Newtons first law states that a object in motion will remain in motion and a object at rest will remain at rest unless acted upon by an outside force. This is easier to observe in objects with a large mass like a train for example. A train has a lot of inertia so when it is moving it would like to remain moving and it takes a great effort to stop it. The word inertia comes from Latin and literately means laziness. Things than have inertia are lazy. Lazy things like to keep doing what there doing.
Whether or not a rocket should have inertia depends on what you are trying to do. If the rocket has been launched then inertia is good because the rocket needs to overcome drag from the air. But before you launch inertia is bad because a force (thrust) must be applied to overcome the inertia and the more you have the greater the force required to overcome it. The best rockets have a small mass and are aerodynamic, this gives them a high thrust to mass ratio. Once the rocket is moving the drag should be minimized by the shape of the leading edge of the rocket, reducing the rate at which the rocket is slowed by the air.
Newtons Second Law.
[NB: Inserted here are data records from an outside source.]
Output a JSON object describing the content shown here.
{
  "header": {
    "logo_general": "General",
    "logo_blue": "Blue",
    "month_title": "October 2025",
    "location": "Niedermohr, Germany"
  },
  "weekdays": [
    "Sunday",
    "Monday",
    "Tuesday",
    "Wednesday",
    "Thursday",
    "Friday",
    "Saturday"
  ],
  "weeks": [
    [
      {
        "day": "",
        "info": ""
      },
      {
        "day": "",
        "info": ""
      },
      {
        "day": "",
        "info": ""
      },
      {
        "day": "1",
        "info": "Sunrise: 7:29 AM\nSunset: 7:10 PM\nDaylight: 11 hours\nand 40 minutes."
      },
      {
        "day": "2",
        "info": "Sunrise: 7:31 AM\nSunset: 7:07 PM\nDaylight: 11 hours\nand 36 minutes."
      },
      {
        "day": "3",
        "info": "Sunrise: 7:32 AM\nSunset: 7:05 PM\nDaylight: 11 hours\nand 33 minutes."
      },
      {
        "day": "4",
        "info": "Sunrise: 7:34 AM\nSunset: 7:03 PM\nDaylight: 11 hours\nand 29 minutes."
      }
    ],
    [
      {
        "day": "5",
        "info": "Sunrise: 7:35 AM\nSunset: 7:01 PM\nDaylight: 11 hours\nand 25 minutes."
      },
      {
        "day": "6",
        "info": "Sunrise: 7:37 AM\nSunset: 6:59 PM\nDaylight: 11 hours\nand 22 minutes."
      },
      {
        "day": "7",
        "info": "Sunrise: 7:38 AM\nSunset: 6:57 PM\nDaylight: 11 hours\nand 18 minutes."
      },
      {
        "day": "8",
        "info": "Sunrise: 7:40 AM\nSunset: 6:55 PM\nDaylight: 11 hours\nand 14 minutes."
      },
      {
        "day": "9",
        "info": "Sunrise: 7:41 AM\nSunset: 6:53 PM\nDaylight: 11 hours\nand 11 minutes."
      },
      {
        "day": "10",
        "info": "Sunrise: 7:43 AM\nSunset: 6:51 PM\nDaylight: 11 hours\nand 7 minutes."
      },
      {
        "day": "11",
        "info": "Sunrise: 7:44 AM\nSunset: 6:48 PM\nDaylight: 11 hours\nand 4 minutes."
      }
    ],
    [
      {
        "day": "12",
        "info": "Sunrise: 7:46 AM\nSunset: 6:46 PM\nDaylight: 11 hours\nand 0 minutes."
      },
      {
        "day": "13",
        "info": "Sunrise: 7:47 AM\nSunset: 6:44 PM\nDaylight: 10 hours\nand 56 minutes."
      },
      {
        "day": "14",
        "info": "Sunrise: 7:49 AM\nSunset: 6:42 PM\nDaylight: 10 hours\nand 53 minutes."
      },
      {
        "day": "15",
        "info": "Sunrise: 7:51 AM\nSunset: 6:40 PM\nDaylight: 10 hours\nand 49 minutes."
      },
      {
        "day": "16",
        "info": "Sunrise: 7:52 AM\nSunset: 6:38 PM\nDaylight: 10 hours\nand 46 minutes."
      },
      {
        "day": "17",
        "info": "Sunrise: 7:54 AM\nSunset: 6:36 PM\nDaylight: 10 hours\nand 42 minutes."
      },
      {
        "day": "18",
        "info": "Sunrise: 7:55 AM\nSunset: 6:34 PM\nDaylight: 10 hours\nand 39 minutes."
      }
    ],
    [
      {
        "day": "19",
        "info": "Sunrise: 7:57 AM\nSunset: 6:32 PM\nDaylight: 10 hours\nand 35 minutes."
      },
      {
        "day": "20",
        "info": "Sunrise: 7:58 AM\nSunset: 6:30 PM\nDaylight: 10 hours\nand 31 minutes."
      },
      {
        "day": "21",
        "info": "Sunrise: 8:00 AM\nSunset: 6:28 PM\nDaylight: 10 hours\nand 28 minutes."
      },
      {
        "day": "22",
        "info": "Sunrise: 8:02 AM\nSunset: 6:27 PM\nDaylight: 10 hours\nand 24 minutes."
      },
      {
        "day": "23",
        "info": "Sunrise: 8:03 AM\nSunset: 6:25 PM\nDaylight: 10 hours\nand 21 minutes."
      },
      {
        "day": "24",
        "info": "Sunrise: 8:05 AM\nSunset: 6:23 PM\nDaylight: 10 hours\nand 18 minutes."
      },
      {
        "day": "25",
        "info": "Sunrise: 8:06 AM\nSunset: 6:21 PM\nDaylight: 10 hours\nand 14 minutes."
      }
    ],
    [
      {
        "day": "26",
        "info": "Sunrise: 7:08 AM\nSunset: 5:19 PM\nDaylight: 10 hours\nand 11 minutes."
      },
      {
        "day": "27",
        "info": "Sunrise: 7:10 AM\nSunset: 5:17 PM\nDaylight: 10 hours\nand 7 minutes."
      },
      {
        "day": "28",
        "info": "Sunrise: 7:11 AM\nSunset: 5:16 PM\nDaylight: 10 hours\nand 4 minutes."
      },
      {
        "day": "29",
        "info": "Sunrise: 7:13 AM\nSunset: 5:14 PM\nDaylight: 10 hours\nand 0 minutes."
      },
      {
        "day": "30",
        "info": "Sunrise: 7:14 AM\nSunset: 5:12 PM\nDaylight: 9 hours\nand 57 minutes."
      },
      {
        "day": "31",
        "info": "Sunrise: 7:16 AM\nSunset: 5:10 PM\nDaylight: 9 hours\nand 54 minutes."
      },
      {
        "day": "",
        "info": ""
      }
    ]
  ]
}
There are many forces that act upon a rocket. A propulsive force is required to move the rockets while it is siting on the launch pad. The rocket can be made to move faster by either increasing the force and/or decreasing the mass. How quickly a rocket increases speed off the launch pad is called acceleration. A rocket’s acceleration is equal to the force applied divided by the mass (a=f/m). As force increases acceleration increases, as mass increases acceleration decreases. Re-arranging the formula gives you the classic way of describing Newton’s second law, force equals mass times acceleration (f=ma).
Newtons Third Law.
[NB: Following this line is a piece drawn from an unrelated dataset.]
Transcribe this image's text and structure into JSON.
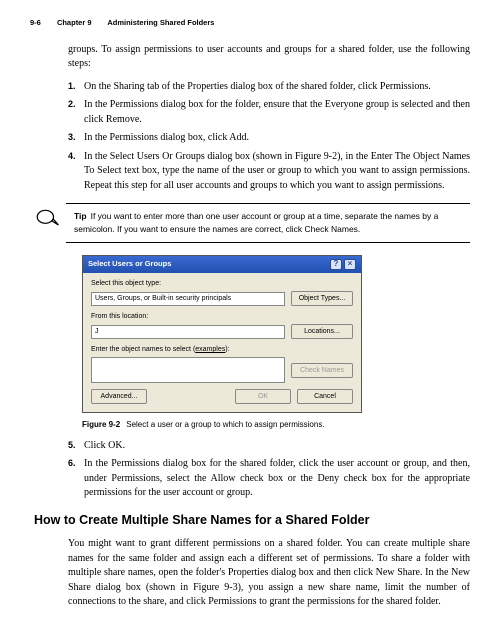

For every action there is an equal and opposite reaction. For example, if you hit the table with your hand the table hits back with an equal and opposite force. A rocket is able to lift off the launch pad because the acceleration caused by the expanding exhaust gas is able to overcome the rockets inertia. The same principle applies to airplanes, the only difference is that rockets are continuously accelerating as they burn fuel and their mass decreases.